Qui Sedulius, non ille quidem Cælius Sedulius, qui seculo quinto carmina quædam et alia opuscula edidit, sed alter Sedulius Scotus Hiberniensis, qui nono seculo floruit. Hunc ipsum esse, tum nomen cognomenque suadent, tum etiam peritia Græcæ linguæ, quam in Commentariis suis in epistolas Pauli, jamdiu editis, præfert Sedulius ille Scotus. Nam frequenter ibi de lectione Græcâ, nec prorsus indocte, disserit. Unde Commentarii pro illâ ætate inter præstantiores computandi sunt. Montfauc. Palaiogr. Gr. 1. iii. c. 7. p. 236. d Vid. in Rom. cap. i. p. 494. G. et alibi.
Attendite vobis, et omni gregi, in quo vos Spiritus Sanctus posuit episcopos, pascere ecclesiam Domini, quam acquisivit per sanguinem suum.' Et hic diligentius observato, quomodo unius civitatis Ephesi presbyteros vocans, postea episcopos dixerit. Hæc propterea, ut ostenderemus, apud veteres eosdem fuisse presbyteros quos episcopos. Paulatim vero, ut dissensionum plantaria evellerentur, ad unum omnium solicitudinem esse dilatam.

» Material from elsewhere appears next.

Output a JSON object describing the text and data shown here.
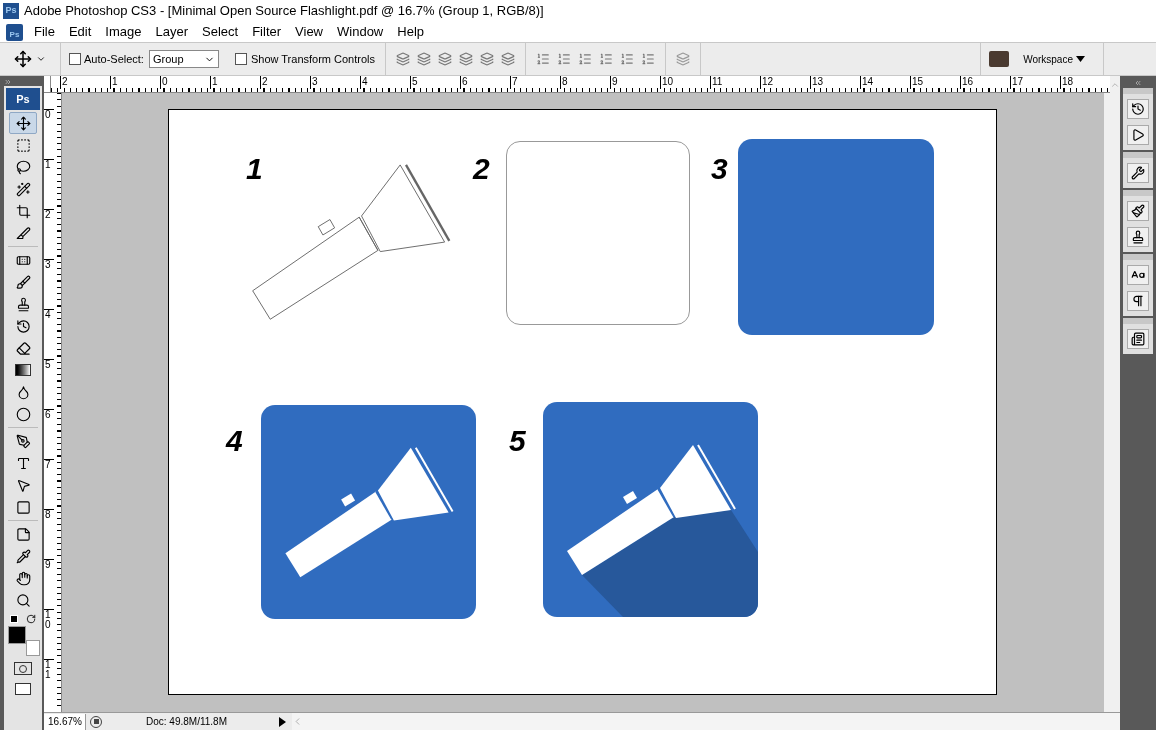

Id. Ep. ad Tit.. cap. i. p. 579. A.
Hac causâ prohibitum est, duos episcopos esse in unâ civitate. In 1 Cor. i. ver. 12. p. 537. E.